Materials provided section start
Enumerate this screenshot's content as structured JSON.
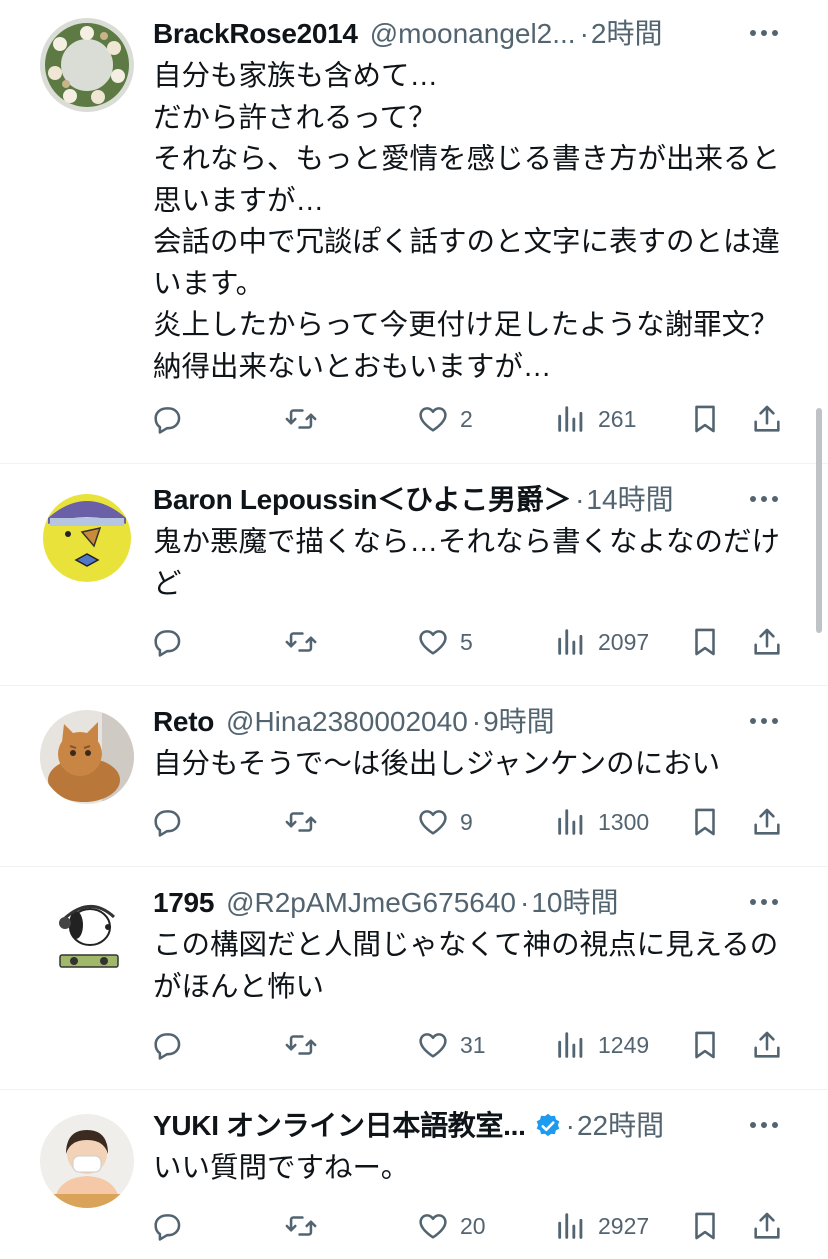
{
  "tweets": [
    {
      "name": "BrackRose2014",
      "handle": "@moonangel2...",
      "time": "2時間",
      "text": "自分も家族も含めて…\nだから許されるって？\nそれなら、もっと愛情を感じる書き方が出来ると思いますが…\n会話の中で冗談ぽく話すのと文字に表すのとは違います。\n炎上したからって今更付け足したような謝罪文？納得出来ないとおもいますが…",
      "likes": "2",
      "views": "261",
      "avatar_icon": "rose-wreath-avatar"
    },
    {
      "name": "Baron Lepoussin＜ひよこ男爵＞",
      "handle": "",
      "time": "14時間",
      "text": "鬼か悪魔で描くなら…それなら書くなよなのだけど",
      "likes": "5",
      "views": "2097",
      "avatar_icon": "chick-baron-avatar"
    },
    {
      "name": "Reto",
      "handle": "@Hina2380002040",
      "time": "9時間",
      "text": "自分もそうで〜は後出しジャンケンのにおい",
      "likes": "9",
      "views": "1300",
      "avatar_icon": "cat-avatar"
    },
    {
      "name": "1795",
      "handle": "@R2pAMJmeG675640",
      "time": "10時間",
      "text": "この構図だと人間じゃなくて神の視点に見えるのがほんと怖い",
      "likes": "31",
      "views": "1249",
      "avatar_icon": "dog-dj-avatar"
    },
    {
      "name": "YUKI オンライン日本語教室...",
      "handle": "",
      "time": "22時間",
      "text": "いい質問ですねー。",
      "likes": "20",
      "views": "2927",
      "avatar_icon": "person-photo-avatar",
      "verified": true
    }
  ],
  "icons": {
    "reply": "reply-icon",
    "retweet": "retweet-icon",
    "like": "heart-icon",
    "views": "views-icon",
    "bookmark": "bookmark-icon",
    "share": "share-icon",
    "more": "more-icon"
  },
  "colors": {
    "text": "#0f1419",
    "secondary": "#536471",
    "verified": "#1d9bf0",
    "divider": "#eff3f4"
  }
}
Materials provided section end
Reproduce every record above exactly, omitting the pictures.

Result of this task →
Enumerate this screenshot's content as structured JSON.
{
  "tweets": [
    {
      "name": "BrackRose2014",
      "handle": "@moonangel2...",
      "time": "2時間",
      "text": "自分も家族も含めて…\nだから許されるって？\nそれなら、もっと愛情を感じる書き方が出来ると思いますが…\n会話の中で冗談ぽく話すのと文字に表すのとは違います。\n炎上したからって今更付け足したような謝罪文？納得出来ないとおもいますが…",
      "likes": "2",
      "views": "261",
      "avatar_icon": "rose-wreath-avatar"
    },
    {
      "name": "Baron Lepoussin＜ひよこ男爵＞",
      "handle": "",
      "time": "14時間",
      "text": "鬼か悪魔で描くなら…それなら書くなよなのだけど",
      "likes": "5",
      "views": "2097",
      "avatar_icon": "chick-baron-avatar"
    },
    {
      "name": "Reto",
      "handle": "@Hina2380002040",
      "time": "9時間",
      "text": "自分もそうで〜は後出しジャンケンのにおい",
      "likes": "9",
      "views": "1300",
      "avatar_icon": "cat-avatar"
    },
    {
      "name": "1795",
      "handle": "@R2pAMJmeG675640",
      "time": "10時間",
      "text": "この構図だと人間じゃなくて神の視点に見えるのがほんと怖い",
      "likes": "31",
      "views": "1249",
      "avatar_icon": "dog-dj-avatar"
    },
    {
      "name": "YUKI オンライン日本語教室...",
      "handle": "",
      "time": "22時間",
      "text": "いい質問ですねー。",
      "likes": "20",
      "views": "2927",
      "avatar_icon": "person-photo-avatar",
      "verified": true
    }
  ],
  "icons": {
    "reply": "reply-icon",
    "retweet": "retweet-icon",
    "like": "heart-icon",
    "views": "views-icon",
    "bookmark": "bookmark-icon",
    "share": "share-icon",
    "more": "more-icon"
  },
  "colors": {
    "text": "#0f1419",
    "secondary": "#536471",
    "verified": "#1d9bf0",
    "divider": "#eff3f4"
  }
}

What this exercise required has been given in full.